The evolution of benefit sharing agreements in Papua New Guinea : what are the lessons learnt and what are the prospects for the future? : a research presented in partial fulfillment of the requirements for the degree of Master of International Development in Development Studies at Massey University, Palmerston North, New Zealand
Open Access Location
With an abundance of natural resources, the extractive and fishery exploitation at a developed stage, Papua New Guinea (PNG) should have been at the top end of the developing world, however, this has not materialised. PNG is going through the dilemmas of development through high rate of resource exploitation and unequal distribution of benefits that is having detrimental effect on the economy and general living standard. Many have questioned why this situation has existed without being addressed. It is also acknowledged here that there has been much literature that has been written on the environment and social impacts of resource project, however, there has been little written on the benefits flowing through to those people affected by resource developments. This report attempts to address those benefit sharing issues. A review of past and current projects and how they distributed benefits has provided a baseline from which the most important elements for future benefit sharing have been identified. These are that BSA are negotiated, legally binding agreements that recognise property rights, are internationally recognised, they allocate and demarcate responsibilities and ensure development coherence. Using these characteristics, a fair and equitable benefit sharing could then be developed for resource projects in Papua New Guinea.

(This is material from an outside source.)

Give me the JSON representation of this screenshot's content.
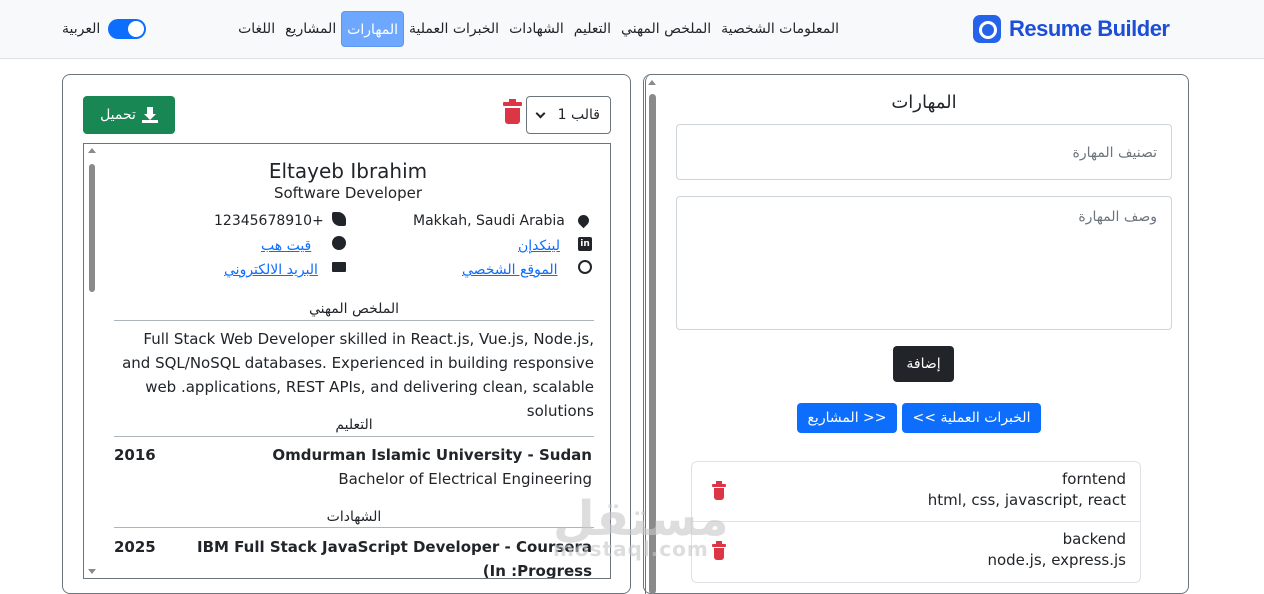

Land tenure, Economic aspects, Indigenous peoples, Legal status, laws, etc, Economic development projects, Research Subject Categories::SOCIAL SCIENCES::Business and economics